AD: I’ve been watching a bunch of them, and I have to say it’s not as good as going to a show, but it’s better than nothing.
Bill Nace: Of course. It’s cool that they’re there. Just to me as someone who would maybe do one, I haven’t felt like it. Maybe I’m not ready.
AD: I really miss hearing people playing together though. Because they’re all one person playing on a couch.
Bill Nace: That’s such a part of it for me. Even if you’re playing solo, you have the audience there. I’m trying to get away from screens. I don’t want to…yeah…for some reason it hasn’t appealed to me. That could change.
AD: Do you have any collaborations or side project you’re working on now that you want to talk about?
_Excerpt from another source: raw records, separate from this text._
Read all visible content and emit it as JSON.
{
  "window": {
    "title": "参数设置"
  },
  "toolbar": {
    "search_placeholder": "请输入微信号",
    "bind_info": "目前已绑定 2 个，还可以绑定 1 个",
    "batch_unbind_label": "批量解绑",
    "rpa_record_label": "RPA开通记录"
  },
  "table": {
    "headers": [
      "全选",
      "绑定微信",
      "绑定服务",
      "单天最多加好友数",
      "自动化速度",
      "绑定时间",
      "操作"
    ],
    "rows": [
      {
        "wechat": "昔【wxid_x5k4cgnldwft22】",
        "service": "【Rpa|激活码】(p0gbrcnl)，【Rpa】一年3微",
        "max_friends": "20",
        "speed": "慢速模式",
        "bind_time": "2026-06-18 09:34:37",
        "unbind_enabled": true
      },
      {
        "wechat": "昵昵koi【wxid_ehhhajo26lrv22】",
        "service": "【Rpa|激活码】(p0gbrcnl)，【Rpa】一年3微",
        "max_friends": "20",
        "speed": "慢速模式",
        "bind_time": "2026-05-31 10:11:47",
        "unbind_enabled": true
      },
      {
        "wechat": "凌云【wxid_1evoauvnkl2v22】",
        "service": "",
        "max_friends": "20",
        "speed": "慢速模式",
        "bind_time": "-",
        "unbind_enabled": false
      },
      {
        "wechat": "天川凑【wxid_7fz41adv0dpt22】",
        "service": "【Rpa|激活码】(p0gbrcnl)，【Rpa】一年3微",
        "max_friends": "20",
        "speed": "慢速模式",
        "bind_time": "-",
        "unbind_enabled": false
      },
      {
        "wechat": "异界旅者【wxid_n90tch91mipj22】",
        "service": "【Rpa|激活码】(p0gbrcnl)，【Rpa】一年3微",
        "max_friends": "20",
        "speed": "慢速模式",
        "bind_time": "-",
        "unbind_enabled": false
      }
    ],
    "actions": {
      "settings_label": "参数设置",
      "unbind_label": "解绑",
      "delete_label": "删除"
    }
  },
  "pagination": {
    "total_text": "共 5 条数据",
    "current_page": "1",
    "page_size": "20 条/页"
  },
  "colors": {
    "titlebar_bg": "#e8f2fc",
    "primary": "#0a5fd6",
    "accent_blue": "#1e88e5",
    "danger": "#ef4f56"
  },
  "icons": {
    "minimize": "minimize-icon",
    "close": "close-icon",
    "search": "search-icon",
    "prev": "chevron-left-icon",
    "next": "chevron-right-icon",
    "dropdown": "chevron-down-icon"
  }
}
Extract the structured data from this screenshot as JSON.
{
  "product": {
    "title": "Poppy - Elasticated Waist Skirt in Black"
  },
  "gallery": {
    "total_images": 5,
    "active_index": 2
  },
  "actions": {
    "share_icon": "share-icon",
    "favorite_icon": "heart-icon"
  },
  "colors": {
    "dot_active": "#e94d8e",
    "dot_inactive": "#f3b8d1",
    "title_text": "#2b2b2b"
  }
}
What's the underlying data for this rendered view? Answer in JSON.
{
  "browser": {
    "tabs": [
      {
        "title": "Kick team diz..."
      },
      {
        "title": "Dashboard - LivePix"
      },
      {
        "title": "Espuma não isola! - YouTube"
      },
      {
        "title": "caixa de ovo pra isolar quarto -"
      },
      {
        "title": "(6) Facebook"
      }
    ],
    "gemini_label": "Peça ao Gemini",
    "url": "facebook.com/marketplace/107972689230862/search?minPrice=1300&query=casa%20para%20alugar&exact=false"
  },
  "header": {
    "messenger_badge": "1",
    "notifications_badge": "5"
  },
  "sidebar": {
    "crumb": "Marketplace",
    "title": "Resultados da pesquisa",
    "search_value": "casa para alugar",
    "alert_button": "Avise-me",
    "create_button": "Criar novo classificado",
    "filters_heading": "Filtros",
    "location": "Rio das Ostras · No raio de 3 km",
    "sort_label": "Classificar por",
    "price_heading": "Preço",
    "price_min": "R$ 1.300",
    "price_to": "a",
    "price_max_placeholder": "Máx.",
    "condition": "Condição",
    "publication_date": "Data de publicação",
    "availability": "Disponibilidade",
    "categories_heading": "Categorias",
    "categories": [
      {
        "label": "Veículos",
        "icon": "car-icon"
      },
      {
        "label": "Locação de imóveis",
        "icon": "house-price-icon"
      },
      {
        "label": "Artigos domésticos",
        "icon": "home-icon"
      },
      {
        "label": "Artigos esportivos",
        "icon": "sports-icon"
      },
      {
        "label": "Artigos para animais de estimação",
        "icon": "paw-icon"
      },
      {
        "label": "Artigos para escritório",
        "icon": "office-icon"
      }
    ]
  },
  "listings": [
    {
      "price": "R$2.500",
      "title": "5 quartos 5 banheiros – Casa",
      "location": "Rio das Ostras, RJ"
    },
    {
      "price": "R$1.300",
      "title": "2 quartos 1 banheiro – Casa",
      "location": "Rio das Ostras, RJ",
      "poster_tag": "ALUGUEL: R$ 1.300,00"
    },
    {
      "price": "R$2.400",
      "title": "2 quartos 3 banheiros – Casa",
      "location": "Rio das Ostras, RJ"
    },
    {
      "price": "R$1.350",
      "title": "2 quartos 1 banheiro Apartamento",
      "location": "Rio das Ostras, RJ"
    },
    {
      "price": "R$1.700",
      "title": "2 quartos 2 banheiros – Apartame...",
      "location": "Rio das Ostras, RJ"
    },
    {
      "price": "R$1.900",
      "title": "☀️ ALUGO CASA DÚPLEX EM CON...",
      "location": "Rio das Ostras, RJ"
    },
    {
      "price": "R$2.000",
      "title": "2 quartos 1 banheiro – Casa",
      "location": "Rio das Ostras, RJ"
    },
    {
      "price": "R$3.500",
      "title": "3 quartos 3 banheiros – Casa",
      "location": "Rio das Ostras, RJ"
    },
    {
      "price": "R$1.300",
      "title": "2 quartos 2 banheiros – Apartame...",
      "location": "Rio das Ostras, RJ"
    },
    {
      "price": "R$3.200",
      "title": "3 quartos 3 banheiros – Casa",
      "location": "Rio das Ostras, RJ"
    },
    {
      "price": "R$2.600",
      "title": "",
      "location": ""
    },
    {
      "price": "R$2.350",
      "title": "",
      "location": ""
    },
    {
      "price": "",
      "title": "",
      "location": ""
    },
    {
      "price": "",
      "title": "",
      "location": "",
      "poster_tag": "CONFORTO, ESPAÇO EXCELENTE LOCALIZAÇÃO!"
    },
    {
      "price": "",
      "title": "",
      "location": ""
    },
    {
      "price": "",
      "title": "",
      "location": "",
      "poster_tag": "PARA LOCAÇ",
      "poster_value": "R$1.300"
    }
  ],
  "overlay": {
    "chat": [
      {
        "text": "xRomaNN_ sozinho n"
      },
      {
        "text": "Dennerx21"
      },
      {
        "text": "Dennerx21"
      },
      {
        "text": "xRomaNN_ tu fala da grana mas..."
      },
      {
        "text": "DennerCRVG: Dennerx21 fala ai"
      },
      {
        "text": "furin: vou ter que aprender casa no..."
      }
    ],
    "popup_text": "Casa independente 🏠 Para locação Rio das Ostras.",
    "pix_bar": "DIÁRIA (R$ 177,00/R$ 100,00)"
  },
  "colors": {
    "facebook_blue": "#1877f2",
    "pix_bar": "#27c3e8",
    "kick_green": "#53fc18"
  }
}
Bill Nace: I’m working on a project with Graham Lambkin. We have a record that we recorded in October, so we’re kind of just finishing mixing that and working on art and stuff. I’m really excited about that. It was a really cool, really great recording experience. And Samara and I have a live record coming out.
AD: Anything going on with Body/Head?
Bill Nace: Yeah, we’re working on a record. Kim was so busy with her solo record, and I was busy working on Both. But that’s an ongoing project. If we’re in the same space and area, and we can do it, then we do it. We did a session a couple of years ago that we never got to. So, we’re trying to deal with that. I’m not sure if we’re just going to mix it and leave it live or use it as material and chop the whole thing up. I’m not really sure, but we are working on a new record. It’s just not a studio record. It’ll be more like a quarantine studio kind of thing.
AD: Is it possible to work with people over the internet? I know people trade files. With Zoom, you can only have one person making sound at a time? Are there other platforms where you could work remotely?
Bill Nace: I don’t really know. I’ve been mostly trading files through the internet. But in terms of doing anything live or playing over the internet, I don’t even know if I’d want to do that.
AD: It just seems like all the music’s been made that’s going to be made for a while, because you can’t even go to the studio together.
Bill Nace: Yeah, I don’t know if there are situations where people have been locked down for a couple of weeks and they know they’re good, or maybe people who have already been sick.
AD: Or you could go to Georgia where everything’s allowed . . .
Do our interviews, mixtapes, features, essays, and original sessions make your listening life better? Help us continue doing it by pledging your support via our Patreon page. Doing so will get you access to our secret stash—including bonus audio, exclusive podcasts, printed ephemera, and vinyl records—and help us keep an independent publication going.